** Opening THE RECORDS block **

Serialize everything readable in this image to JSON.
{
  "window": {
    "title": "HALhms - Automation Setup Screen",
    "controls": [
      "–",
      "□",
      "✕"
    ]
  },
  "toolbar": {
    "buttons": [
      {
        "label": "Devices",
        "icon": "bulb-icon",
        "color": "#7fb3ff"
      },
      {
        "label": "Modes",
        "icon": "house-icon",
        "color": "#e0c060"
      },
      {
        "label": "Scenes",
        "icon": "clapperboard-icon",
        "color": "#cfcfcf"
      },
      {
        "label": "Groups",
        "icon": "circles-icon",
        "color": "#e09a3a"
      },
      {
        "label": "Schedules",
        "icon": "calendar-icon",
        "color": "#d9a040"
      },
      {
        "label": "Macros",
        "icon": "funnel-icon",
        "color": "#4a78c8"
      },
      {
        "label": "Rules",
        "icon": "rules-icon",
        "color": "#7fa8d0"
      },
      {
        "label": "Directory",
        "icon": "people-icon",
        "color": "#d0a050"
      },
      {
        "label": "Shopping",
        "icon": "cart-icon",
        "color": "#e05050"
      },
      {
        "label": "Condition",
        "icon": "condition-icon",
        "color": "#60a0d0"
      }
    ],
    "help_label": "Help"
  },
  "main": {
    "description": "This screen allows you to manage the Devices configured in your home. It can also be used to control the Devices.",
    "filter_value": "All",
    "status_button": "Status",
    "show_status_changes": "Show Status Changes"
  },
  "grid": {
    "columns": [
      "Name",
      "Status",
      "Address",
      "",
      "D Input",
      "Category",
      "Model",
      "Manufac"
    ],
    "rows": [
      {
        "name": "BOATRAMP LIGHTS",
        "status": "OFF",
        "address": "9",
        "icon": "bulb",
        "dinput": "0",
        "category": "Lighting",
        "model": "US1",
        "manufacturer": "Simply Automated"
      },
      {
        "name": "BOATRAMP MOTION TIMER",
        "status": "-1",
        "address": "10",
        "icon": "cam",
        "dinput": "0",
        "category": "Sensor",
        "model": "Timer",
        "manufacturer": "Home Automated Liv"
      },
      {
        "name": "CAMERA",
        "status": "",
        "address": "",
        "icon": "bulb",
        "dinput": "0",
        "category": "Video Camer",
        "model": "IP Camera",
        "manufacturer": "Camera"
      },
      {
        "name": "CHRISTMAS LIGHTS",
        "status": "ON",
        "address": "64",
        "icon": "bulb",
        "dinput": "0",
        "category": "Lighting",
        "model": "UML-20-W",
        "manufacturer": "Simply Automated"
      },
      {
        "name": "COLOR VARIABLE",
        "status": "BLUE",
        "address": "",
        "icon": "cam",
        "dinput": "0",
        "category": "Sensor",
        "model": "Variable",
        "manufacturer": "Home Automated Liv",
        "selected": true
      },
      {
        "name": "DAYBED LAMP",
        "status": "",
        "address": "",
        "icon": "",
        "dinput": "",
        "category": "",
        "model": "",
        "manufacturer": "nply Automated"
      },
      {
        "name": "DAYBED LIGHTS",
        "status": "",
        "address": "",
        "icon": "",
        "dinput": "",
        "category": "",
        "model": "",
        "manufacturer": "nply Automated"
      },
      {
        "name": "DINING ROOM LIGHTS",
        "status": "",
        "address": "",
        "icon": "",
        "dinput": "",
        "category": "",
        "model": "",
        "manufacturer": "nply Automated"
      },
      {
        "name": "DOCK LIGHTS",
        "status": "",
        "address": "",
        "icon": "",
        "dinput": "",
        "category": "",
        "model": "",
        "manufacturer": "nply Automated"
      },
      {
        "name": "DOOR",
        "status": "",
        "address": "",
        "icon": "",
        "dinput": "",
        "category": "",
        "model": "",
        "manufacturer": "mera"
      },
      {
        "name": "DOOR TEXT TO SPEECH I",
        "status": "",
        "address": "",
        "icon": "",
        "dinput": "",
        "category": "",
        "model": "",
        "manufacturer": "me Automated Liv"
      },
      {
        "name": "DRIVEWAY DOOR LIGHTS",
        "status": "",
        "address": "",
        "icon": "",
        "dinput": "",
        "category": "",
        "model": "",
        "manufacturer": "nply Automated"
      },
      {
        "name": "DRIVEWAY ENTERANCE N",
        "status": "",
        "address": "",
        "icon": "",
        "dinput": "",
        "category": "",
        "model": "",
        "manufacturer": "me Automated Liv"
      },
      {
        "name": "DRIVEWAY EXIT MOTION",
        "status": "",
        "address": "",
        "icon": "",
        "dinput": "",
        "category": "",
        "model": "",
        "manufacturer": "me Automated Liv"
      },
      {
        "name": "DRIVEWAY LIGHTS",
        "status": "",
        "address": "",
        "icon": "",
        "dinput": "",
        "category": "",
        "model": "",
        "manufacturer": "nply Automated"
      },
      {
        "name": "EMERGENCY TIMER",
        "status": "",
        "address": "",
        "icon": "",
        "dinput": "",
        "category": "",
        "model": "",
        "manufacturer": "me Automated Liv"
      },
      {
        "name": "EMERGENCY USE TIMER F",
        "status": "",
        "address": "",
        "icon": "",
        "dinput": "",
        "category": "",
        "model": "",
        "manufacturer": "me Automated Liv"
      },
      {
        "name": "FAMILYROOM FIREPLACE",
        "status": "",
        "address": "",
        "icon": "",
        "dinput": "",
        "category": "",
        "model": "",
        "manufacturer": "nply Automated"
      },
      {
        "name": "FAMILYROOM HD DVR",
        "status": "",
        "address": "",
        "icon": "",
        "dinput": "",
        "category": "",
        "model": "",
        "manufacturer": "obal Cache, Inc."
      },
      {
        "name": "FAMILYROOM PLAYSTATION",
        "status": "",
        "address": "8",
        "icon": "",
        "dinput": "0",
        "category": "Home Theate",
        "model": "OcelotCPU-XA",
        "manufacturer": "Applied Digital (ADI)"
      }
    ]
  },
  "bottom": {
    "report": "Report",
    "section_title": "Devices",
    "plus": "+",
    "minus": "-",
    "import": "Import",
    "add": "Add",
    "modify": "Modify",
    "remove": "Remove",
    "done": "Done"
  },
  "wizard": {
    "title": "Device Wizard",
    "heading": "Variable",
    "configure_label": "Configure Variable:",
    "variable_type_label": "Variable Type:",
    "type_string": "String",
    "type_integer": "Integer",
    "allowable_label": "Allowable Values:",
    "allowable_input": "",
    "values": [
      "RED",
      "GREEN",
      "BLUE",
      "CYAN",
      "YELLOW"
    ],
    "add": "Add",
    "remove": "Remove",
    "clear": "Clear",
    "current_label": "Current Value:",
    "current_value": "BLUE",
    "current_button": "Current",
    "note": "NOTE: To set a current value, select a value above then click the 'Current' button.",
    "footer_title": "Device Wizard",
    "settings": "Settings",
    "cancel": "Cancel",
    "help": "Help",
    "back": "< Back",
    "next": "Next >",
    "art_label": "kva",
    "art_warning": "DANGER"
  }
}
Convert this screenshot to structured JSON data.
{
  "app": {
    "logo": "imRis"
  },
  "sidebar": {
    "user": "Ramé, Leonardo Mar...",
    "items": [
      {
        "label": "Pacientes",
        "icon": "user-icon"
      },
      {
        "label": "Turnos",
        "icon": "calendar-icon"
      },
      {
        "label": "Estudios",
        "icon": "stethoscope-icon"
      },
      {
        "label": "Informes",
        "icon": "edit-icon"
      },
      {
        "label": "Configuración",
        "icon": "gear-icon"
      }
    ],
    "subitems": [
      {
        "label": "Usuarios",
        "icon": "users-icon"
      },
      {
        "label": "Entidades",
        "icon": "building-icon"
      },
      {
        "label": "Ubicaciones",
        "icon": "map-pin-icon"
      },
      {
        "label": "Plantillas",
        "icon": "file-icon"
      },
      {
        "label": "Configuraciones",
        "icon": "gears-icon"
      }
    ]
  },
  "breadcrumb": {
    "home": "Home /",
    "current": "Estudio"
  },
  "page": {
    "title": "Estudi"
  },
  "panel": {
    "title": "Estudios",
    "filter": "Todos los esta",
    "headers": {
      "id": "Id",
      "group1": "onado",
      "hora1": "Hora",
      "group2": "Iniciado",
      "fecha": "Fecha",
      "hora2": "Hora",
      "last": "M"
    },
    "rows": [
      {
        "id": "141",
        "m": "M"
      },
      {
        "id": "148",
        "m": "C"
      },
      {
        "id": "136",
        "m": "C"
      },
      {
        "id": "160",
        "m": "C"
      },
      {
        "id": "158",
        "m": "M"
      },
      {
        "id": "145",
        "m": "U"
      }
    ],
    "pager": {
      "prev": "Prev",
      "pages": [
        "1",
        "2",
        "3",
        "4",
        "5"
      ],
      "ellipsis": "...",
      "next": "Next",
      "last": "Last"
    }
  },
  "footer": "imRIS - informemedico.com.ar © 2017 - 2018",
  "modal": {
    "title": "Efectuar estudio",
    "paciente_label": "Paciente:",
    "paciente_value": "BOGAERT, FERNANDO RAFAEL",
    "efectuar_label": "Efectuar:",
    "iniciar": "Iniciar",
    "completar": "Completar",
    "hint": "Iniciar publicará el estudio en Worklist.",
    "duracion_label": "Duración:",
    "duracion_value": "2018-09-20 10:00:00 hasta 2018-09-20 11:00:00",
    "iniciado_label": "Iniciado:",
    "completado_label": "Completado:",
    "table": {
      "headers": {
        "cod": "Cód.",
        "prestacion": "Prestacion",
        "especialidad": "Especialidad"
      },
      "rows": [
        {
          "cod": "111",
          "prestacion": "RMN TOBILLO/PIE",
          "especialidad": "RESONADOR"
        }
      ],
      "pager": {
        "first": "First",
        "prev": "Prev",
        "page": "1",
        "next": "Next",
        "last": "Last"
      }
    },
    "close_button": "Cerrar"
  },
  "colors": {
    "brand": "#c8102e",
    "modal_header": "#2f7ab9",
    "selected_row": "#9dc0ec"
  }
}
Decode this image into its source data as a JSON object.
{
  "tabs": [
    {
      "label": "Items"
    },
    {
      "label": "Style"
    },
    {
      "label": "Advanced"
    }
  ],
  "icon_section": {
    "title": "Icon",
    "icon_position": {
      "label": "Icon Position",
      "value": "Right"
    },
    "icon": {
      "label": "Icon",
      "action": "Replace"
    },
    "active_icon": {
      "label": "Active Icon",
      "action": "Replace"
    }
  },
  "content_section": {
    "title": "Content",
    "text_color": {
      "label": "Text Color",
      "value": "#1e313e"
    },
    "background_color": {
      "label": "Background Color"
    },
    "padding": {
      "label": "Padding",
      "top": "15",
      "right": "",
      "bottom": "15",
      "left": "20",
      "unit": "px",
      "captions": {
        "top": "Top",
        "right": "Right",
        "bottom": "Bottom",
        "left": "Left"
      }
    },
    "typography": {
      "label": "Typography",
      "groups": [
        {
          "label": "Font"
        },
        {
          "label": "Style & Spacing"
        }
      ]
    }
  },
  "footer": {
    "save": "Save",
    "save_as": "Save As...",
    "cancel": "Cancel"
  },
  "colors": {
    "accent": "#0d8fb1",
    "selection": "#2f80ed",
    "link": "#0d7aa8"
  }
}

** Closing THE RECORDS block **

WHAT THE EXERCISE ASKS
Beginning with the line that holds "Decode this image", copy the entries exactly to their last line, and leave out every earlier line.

ANSWER SPACE
Decode this image into its source data as a JSON object.
{
  "tabs": [
    {
      "label": "Items"
    },
    {
      "label": "Style"
    },
    {
      "label": "Advanced"
    }
  ],
  "icon_section": {
    "title": "Icon",
    "icon_position": {
      "label": "Icon Position",
      "value": "Right"
    },
    "icon": {
      "label": "Icon",
      "action": "Replace"
    },
    "active_icon": {
      "label": "Active Icon",
      "action": "Replace"
    }
  },
  "content_section": {
    "title": "Content",
    "text_color": {
      "label": "Text Color",
      "value": "#1e313e"
    },
    "background_color": {
      "label": "Background Color"
    },
    "padding": {
      "label": "Padding",
      "top": "15",
      "right": "",
      "bottom": "15",
      "left": "20",
      "unit": "px",
      "captions": {
        "top": "Top",
        "right": "Right",
        "bottom": "Bottom",
        "left": "Left"
      }
    },
    "typography": {
      "label": "Typography",
      "groups": [
        {
          "label": "Font"
        },
        {
          "label": "Style & Spacing"
        }
      ]
    }
  },
  "footer": {
    "save": "Save",
    "save_as": "Save As...",
    "cancel": "Cancel"
  },
  "colors": {
    "accent": "#0d8fb1",
    "selection": "#2f80ed",
    "link": "#0d7aa8"
  }
}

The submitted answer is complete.